An alliance of EarthShell and DuPont Packaging & Industrial Polymers is focused on sandwich wraps. DuPont has global rights to sell food-service film in a $1-billion/yr market. Wrap can be made on existing blown- or cast-film equipment, largely because of the addition to the EarthShell formula of DuPont's Biomax polyester. 

This biodegradable thermoplastic imparts good foldability and drapability, aids printing, and adds moisture barrier. The wraps have been tested in several cities and at restaurants in eight national parks. Potential exists for replacing paper in other printed, disposable food applications as well.

Interest in composite hot cups to replace EPS and paper is intense, says John Nevling, EarthShell's director of product management. The agreement with Sweetheart includes cups and other rigid packages. Composite hot cups offer potential cost savings over EPS. Ingredient costs are around 3¢/lb for limestone and 22¢/lb for potato starch. Composite hot cups provide a "more pleasing feel to hands and lips" than EPS, adds Nevling. Versus paper, they are lighter and superior insulators (water in the dough foams during processing).

One challenge is a deeper draw than for other rigid packages. During vacuum forming of the biodegradable film lining, it is important to maintain uniform wall thickness and avoid wrinkling. Officials say the composite hot cups are more reliable than other cups because the film forms a continuous membrane to support the substrate at points where it might crack or pinhole.
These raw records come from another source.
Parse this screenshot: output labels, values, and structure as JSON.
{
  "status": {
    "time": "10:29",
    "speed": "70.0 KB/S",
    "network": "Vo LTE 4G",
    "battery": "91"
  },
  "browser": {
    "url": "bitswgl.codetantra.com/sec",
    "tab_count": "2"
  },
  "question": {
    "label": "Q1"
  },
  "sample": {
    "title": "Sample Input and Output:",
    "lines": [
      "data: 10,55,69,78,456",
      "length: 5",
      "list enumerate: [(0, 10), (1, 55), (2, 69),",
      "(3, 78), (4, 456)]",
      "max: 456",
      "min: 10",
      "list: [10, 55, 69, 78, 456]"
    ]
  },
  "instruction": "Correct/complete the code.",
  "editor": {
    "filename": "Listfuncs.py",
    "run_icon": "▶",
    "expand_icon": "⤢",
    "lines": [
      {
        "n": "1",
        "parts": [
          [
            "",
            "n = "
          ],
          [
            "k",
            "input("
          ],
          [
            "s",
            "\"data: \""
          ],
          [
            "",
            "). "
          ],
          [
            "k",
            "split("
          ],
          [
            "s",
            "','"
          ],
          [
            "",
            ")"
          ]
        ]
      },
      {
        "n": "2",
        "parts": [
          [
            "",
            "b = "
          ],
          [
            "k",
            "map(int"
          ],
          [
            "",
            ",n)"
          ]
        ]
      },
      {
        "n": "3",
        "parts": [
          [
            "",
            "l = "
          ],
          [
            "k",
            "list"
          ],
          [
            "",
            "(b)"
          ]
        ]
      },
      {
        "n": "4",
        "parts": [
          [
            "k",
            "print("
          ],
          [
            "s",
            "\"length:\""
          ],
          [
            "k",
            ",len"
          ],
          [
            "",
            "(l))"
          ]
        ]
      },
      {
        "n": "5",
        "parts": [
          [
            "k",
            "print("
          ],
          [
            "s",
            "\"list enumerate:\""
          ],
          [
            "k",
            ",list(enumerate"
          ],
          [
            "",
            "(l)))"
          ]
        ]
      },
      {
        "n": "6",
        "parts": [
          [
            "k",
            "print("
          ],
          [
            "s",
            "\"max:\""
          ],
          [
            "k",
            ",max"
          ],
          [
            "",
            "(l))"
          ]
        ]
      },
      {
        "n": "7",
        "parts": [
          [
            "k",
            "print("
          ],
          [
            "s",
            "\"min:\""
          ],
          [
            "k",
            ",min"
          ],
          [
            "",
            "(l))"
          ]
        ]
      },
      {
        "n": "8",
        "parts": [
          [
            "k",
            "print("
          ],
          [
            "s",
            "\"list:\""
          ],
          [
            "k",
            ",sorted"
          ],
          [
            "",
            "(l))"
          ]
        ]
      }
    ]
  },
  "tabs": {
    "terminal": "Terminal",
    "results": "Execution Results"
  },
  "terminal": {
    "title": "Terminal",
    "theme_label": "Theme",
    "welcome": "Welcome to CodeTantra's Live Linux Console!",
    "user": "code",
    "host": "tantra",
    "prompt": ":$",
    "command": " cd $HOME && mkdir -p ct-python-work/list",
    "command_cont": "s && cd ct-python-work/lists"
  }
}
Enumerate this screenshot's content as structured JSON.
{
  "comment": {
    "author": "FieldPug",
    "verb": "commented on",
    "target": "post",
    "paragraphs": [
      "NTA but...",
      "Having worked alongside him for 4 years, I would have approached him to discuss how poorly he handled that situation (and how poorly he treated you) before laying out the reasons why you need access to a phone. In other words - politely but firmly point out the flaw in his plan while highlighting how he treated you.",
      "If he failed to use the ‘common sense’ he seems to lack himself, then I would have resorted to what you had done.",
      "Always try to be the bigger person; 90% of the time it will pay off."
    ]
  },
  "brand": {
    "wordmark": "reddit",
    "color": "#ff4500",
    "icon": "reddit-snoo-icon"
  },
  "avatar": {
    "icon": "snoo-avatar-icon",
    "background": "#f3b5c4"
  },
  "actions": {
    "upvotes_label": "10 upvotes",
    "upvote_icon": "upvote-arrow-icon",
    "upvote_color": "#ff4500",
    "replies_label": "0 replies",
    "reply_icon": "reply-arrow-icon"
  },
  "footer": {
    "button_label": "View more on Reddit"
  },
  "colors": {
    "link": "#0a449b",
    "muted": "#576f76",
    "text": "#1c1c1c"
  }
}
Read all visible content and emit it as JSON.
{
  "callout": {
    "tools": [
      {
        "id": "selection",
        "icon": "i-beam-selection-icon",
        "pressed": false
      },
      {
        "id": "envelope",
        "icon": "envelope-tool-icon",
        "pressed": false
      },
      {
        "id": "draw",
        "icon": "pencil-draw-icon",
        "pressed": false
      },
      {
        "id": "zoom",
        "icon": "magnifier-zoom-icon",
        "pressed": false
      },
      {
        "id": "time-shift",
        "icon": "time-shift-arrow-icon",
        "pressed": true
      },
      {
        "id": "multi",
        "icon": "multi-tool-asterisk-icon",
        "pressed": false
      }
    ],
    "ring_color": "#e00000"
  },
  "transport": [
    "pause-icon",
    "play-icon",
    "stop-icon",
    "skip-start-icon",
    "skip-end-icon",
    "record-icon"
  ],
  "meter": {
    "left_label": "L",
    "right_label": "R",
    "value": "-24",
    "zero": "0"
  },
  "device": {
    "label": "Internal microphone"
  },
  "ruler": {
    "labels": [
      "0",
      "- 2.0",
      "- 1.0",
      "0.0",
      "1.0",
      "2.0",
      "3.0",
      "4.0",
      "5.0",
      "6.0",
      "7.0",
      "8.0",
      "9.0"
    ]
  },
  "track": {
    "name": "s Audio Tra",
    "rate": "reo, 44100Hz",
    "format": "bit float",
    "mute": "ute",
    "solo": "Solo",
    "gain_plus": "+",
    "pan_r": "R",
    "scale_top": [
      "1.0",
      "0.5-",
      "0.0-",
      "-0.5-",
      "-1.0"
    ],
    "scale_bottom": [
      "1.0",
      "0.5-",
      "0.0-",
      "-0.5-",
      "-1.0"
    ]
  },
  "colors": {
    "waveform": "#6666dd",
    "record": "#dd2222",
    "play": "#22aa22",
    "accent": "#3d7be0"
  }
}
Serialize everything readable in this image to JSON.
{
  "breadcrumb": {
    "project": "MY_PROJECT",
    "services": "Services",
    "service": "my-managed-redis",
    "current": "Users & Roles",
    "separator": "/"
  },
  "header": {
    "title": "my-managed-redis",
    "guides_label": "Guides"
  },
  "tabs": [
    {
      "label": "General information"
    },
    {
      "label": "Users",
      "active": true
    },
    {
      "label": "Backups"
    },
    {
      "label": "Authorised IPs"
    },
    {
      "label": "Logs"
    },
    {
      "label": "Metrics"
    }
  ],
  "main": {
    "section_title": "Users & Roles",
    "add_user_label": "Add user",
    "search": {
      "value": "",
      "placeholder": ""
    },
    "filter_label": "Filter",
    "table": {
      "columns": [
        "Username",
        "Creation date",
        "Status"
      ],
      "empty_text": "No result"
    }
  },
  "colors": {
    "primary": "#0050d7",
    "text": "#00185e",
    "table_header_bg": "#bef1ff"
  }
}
Meanwhile, a rigid sheet made of EarthShell composite is being tested as a paperboard replacement in food and non-food uses. Work is also under way to adapt the composite for injection molding of disposable knives, forks, spoons, and coffee stirrers.